Can you snow board with a torn ACL?
To avoid snowboarding knee pain or to recover from an ACL rupture or a MCL or PCL sprain, wearing a knee brace can be efficient in both protecting the knees while snowboarding and stabilizing them once injured.
Is snowboarding easier on ACL?
Snowboarding carries less risk of knee injury than skiing
Knee injuries, especially damage to the ACL, have long been synonymous with the sport of skiing. Anterior cruciate ligament injuries typically occur during twisting falls where the ski binding fails to release.
What should I avoid with a torn ACL?
The Do’s and Don’ts After ACL Surgery
- Do: Keep your knee straight! …
- Don’t: Put weight on your new knee. …
- Do: Wear your knee brace! …
- Don’t: Walk, swim, cycle, bend and extend your knee, etc. …
- Do: Physical therapy. …
- Do: Go to your scheduled follow-ups with your knee surgeon.
Can you snowboard with a knee injury?
Protect your knee while skiing and snowboarding

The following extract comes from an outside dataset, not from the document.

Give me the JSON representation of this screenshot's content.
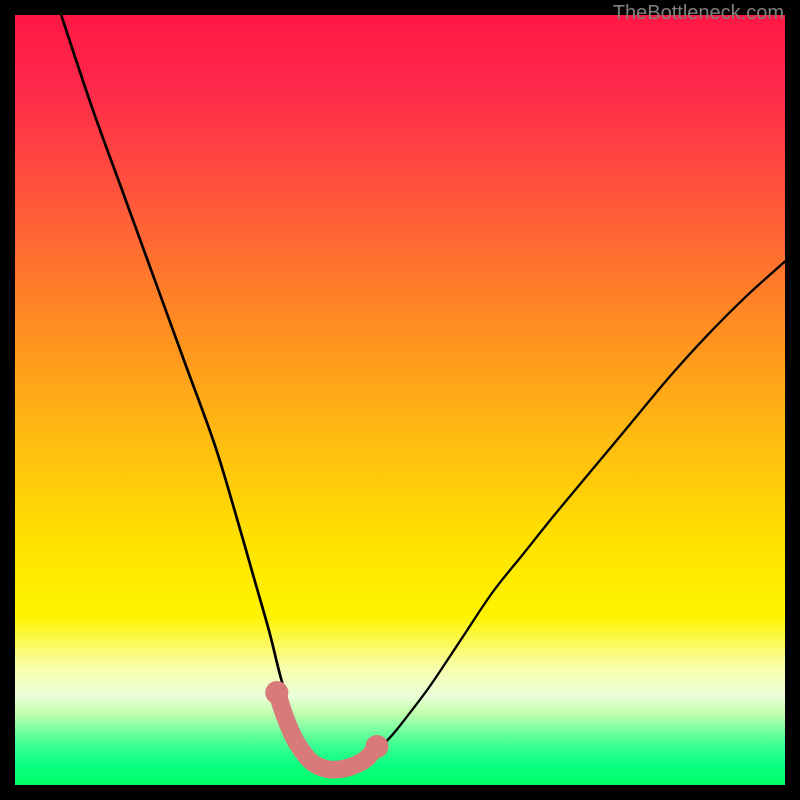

Even a strong knee is at risk of ligament damage when skiing or snowboarding, especially if you’ve had previous injuries to the knee. Wearing a knee brace to support the knee and protect the ligaments, is one of the best things to do while on the slopes.
How long does a torn ACL last?
An ACL tear is a very common knee injury. It can happen to athletes who play sports like football, basketball, soccer and volleyball, and to those who work physical jobs. There are surgical and nonsurgical treatments. Most people recover from an ACL tear within six to nine months.
How long does it take a torn ACL to heal without surgery?
The time it takes to recover is approximately 3 months.
Can I ski after torn ACL?
Finally, here’s my short answer when people ask what the timeframe for return to the slopes after an ACL Tear. Recreational Sports (skiing) can typically start at 4-6 months after surgery, while competitive sports average 6-9 months. See you out there, and good luck! Dr.
Which is worse for your knees skiing or snowboarding?
Skiing also tends to be harder on your knees than snowboarding. Both feet being attached to the board means snowboarders are likely to experience more injuries when at the beginner stage than skiers. The most common injuries for snowboarders are wrist, shoulder and ankle injuries.
Is snowboarding hard on the knees?
Knee injuries are much less common among snowboarders than among skiers. Harder boots give a higher chance of knee injury, although they offer more protection to the ankles. Surprisingly, nasty knee injuries to snowboarders take place on ski lifts as well as on ski slopes.
Can I exercise with torn ACL?
How do I do ACL exercises? Quad sets, straight-leg raises, and heel slides are common exercises used after an ACL injury. As symptoms decrease and you are able to bear weight, side-lying leg lifts, glute sets, bridges, mini-squats, heel raises, and prone hamstring curls might be added.
Can I exercise with a torn ligament in my knee?
While the intensity of treatment needed and the recovery time completely depends upon the severity of the injury, in most cases, immediately stopping any physical activity involving the knee, resting, applying ice, compression and keeping the injured leg in an elevated position may prove sufficient to provide relief …
Can an ACL tear get worse?
An ACL tear that is not treated will get worse, not better. If left untreated, a small ACL tear will increase in size, causing more pain and increasing the laxity in the knee.
Can I snowboard with a torn meniscus?
After meniscus surgery, the patient should stay away from physical activity for at least one week. Good physiotherapy can do a lot for quick recovery. Generally, you can strap your board back on after a break of three weeks.
Why do my knees hurt snowboarding?
Often, the most common injuries in the knees from sports activities like skiing and snowboarding occur in the ACL and MCL. Injuries in these areas are more common because of the large amounts of twisting and bending forces that your knee can experience during these activities.
Is snowboarding better for knees?
Snowboarding: in snowboarding, both feet are strapped onto the same board and always point the same direction. This relatively protects the knee from twisting.